August 11, 2003
Diagnosis and Symptoms
Question from Ottawa, Ontario, Canada:
I have been taking insulin for 11 years, and last week, my family doctor (who did not diagnose the diabetes) was reviewing my files and noticed that I had never been screened for type 1 or type 2 diabetes. So, he did a blood test which showed that I do produce insulin. He prescribed oral medication, halted the insulin injections, and my blood sugars are fine. Is there any other method of testing for type 1 or 2 diabetes other than a blood test?
I think it depends on what “blood tests” your doctor ordered. Perhaps the most specific (although not necessarily the most sensitive) testing to help distinguish type 1 from type 2 diabetes are the various pancreatic antibody tests. Type 1 diabetes is typically an autoimmune process whereby the body’s own immune system produces antibody proteins that “attack” the pancreas and interfere with insulin production. Several labs measure these various pancreatic antibodies – although not all labs do a very good job. In addition, people with type 1 diabetes often are easily predisposed to the development of serious ketone formation, which can be fatal.
Another blood test used in the past is called the C-peptide level. C-peptide is more or less a “by-product” of the production of insulin. If the pancreas produces insulin, it will also make C-peptide. Synthetic insulin that you inject yourself with has no appreciable C-peptide.

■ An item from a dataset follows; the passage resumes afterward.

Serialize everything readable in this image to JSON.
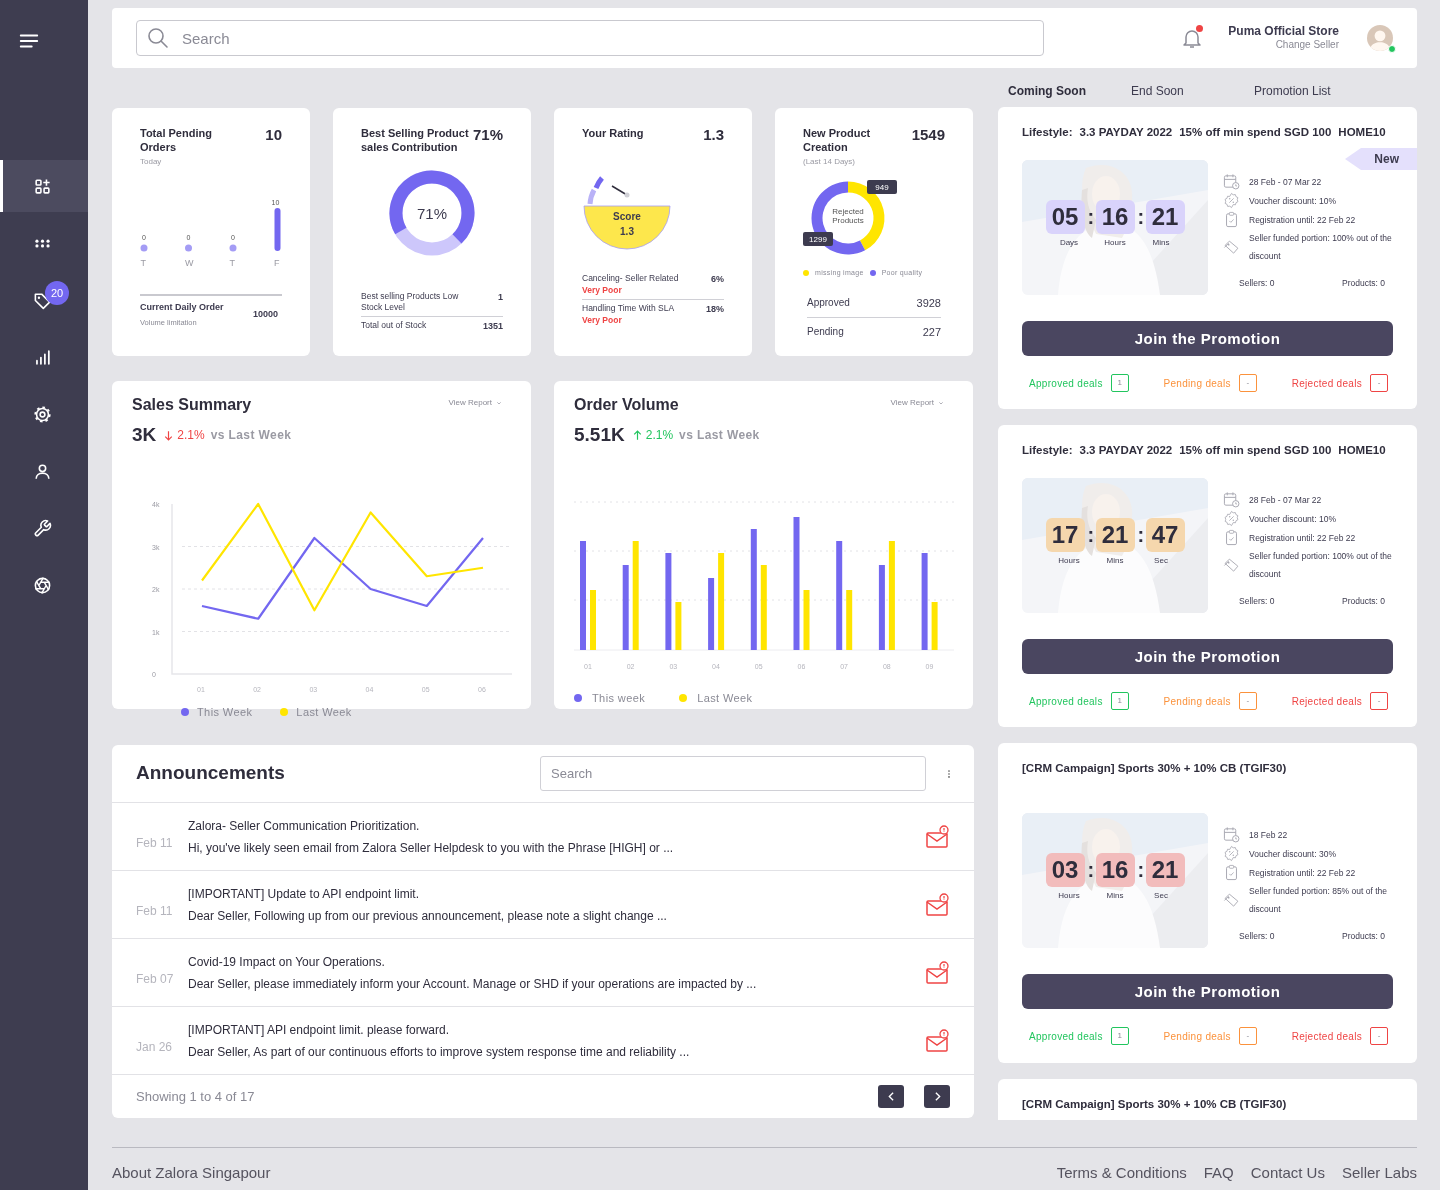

To me, while there are certainly many advantages to various oral hypoglycemic agents, and while many people like to shy away from insulin if they can with their type 2 diabetes, insulin remains the best, cheapest medication with the most benign side effect profile. If you were doing well with shots, I don’t know why you would change, other than the overall “shot experience.”